"Any party to any proceeding heard by an administrative agency, except in cases where the decision of the administrative agency is declared final by any other statute, may appeal from such decision within thirty days after notice thereof has been given, or if a rehearing has been requested as provided herein and denied, within thirty days after notice of such denial has been mailed to him ...."

Section 28-32-19, NDCC, deals with the scope and procedure on appeal from a determination by an administrative agency and provides as follows:

"The court shall try and hear an appeal from the determination of an administrative agency without a jury and the evidence considered by the court shall be confined to the record filed with the court. If additional testimony is taken by the administrative agency or if additional findings of fact, conclusions of law, or a new decision shall be filed pursuant to section 28-32-18, such evidence, findings, conclusions, and decision shall constitute a part of the record filed with the court. After such hearing, the court shall affirm the decision of the agency unless it shall find that any of the following are present: 1. The decision or determination is not in accordance with the law. 2. The decision is in violation of the constitutional rights of the appellant. 3. Provisions of this chapter have not been complied with in the proceedings before the agency. 4. The rules or procedure of the agency have not afforded the appellant a fair hearing. 5. The findings of fact made by the agency are not supported by a preponderance of the evidence. 6. The conclusions and decision of the agency are not supported by its findings of fact. If the action of the agency is not affirmed by the court, it shall be modified or reversed, and the case shall be remanded to the agency for disposition in accordance with the decision of the court."

These sections implement an appeal in which the review is based on the record filed with the court. The right to an appeal would be of no value if there was no record of an agency's action to review.

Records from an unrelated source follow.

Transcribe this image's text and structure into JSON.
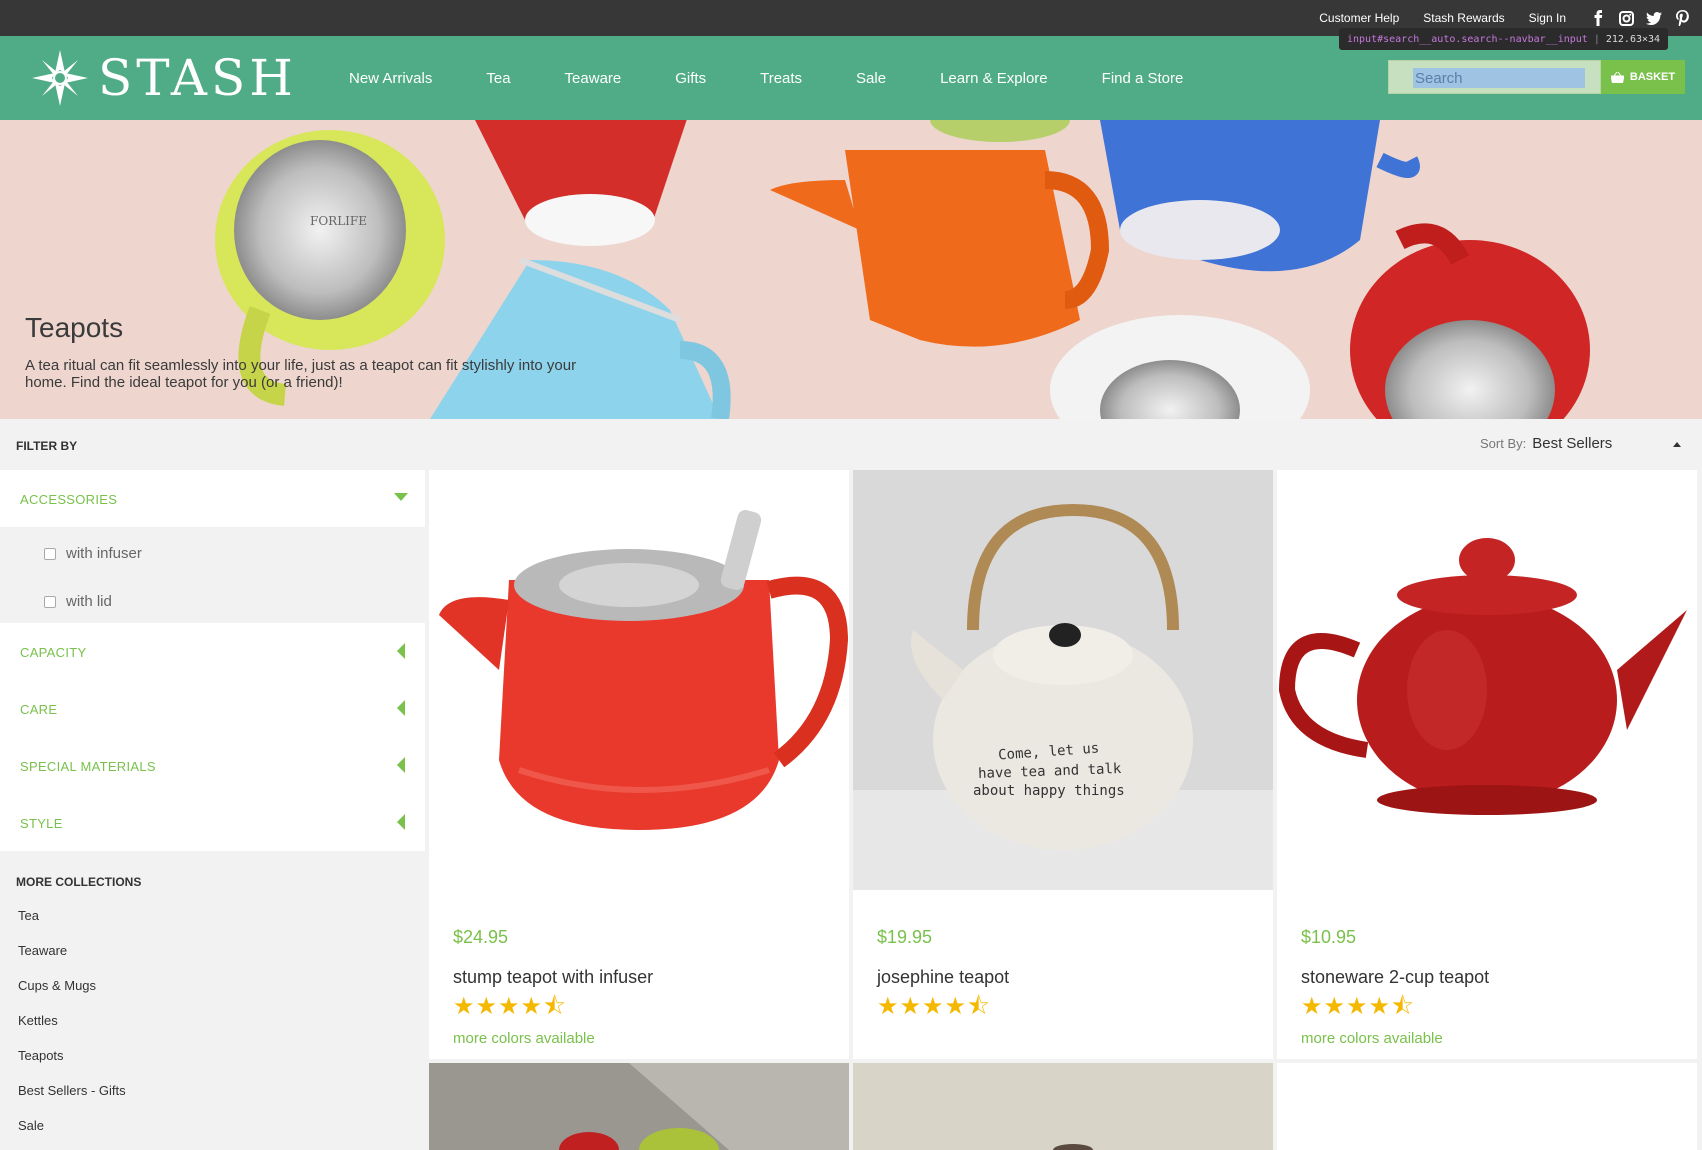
{
  "topbar": {
    "links": [
      "Customer Help",
      "Stash Rewards",
      "Sign In"
    ],
    "social": [
      {
        "icon": "facebook-icon",
        "glyph": "f"
      },
      {
        "icon": "instagram-icon",
        "glyph": "◙"
      },
      {
        "icon": "twitter-icon",
        "glyph": "🐦"
      },
      {
        "icon": "pinterest-icon",
        "glyph": "℗"
      }
    ]
  },
  "brand": {
    "name": "STASH",
    "color": "#4fac86",
    "accent": "#79c14b"
  },
  "nav": {
    "items": [
      "New Arrivals",
      "Tea",
      "Teaware",
      "Gifts",
      "Treats",
      "Sale",
      "Learn & Explore",
      "Find a Store"
    ],
    "search_placeholder": "Search",
    "basket_label": "BASKET"
  },
  "devtools_tip": {
    "selector": "input#search__auto.search--navbar__input",
    "size": "212.63×34"
  },
  "hero": {
    "title": "Teapots",
    "description": "A tea ritual can fit seamlessly into your life, just as a teapot can fit stylishly into your home. Find the ideal teapot for you (or a friend)!"
  },
  "filter": {
    "label": "FILTER BY",
    "sort_label": "Sort By:",
    "sort_value": "Best Sellers",
    "groups": [
      {
        "title": "ACCESSORIES",
        "expanded": true,
        "options": [
          "with infuser",
          "with lid"
        ]
      },
      {
        "title": "CAPACITY",
        "expanded": false
      },
      {
        "title": "CARE",
        "expanded": false
      },
      {
        "title": "SPECIAL MATERIALS",
        "expanded": false
      },
      {
        "title": "STYLE",
        "expanded": false
      }
    ]
  },
  "collections": {
    "title": "MORE COLLECTIONS",
    "items": [
      "Tea",
      "Teaware",
      "Cups & Mugs",
      "Kettles",
      "Teapots",
      "Best Sellers - Gifts",
      "Sale"
    ]
  },
  "products": [
    {
      "price": "$24.95",
      "name": "stump teapot with infuser",
      "rating": 4.5,
      "more": "more colors available",
      "color": "#e8392c"
    },
    {
      "price": "$19.95",
      "name": "josephine teapot",
      "rating": 4.5,
      "more": "",
      "color": "#e9e6df",
      "inscription": [
        "Come, let us",
        "have tea and talk",
        "about happy things"
      ]
    },
    {
      "price": "$10.95",
      "name": "stoneware 2-cup teapot",
      "rating": 4.5,
      "more": "more colors available",
      "color": "#b81c1c"
    }
  ],
  "hero_logo_text": "FORLIFE"
}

Section 28-32-19, NDCC, implies that a hearing be held by the agency and that findings of fact and conclusions of law are part of the record of that hearing.

We have noted that an agency may, in some instances, summarily deny a claim by letter in an informal hearing. Steele v. Workmen's Compensation Bureau, 273 N.W.2d 692 (N.D.1978). In Steele, the rules and regulations promulgated by the Workmen's Compensation Bureau [Title 92 North Dakota Administrative Code] provides for an informal hearing and a formal hearing. In Steele we concluded that

"... a formal hearing is required whenever the administrative agency acts in a quasi-judicial capacity unless the parties either agree otherwise or there is no dispute of a material fact." 273 N.W.2d at 701.

We do note that the Highway Corridor Board has not promulgated rules and regulations concerning summarily disposing of applications for permit and the right to a formal hearing. We share Newman's concern in this aspect. However, there was a remedy available to Newman and he chose instead to proceed by mandamus which, in this instance, was not proper.

The decision of the district court is affirmed.

ERICKSTAD, C. J., VANDE WALLE and PAULSON, JJ., and MEDD, District Judge, concur.

PEDERSON, J., disqualified; JOEL D. MEDD, District Judge, sitting.

NOTES

[1] See Section 40-47-01.1(2), NDCC.

[2] This court issued an ex parte order dated 3 Sept. 1980 which stayed the summary judgment of the trial court and restrained the Commissioner from removing or destroying the signs. This court, after a hearing to reconsider that order, vacated the temporary stay and temporary order.

[3] The rules and regulations promulgated by the Highway Corridor Board are found in Title 36 of the North Dakota Administrative Code.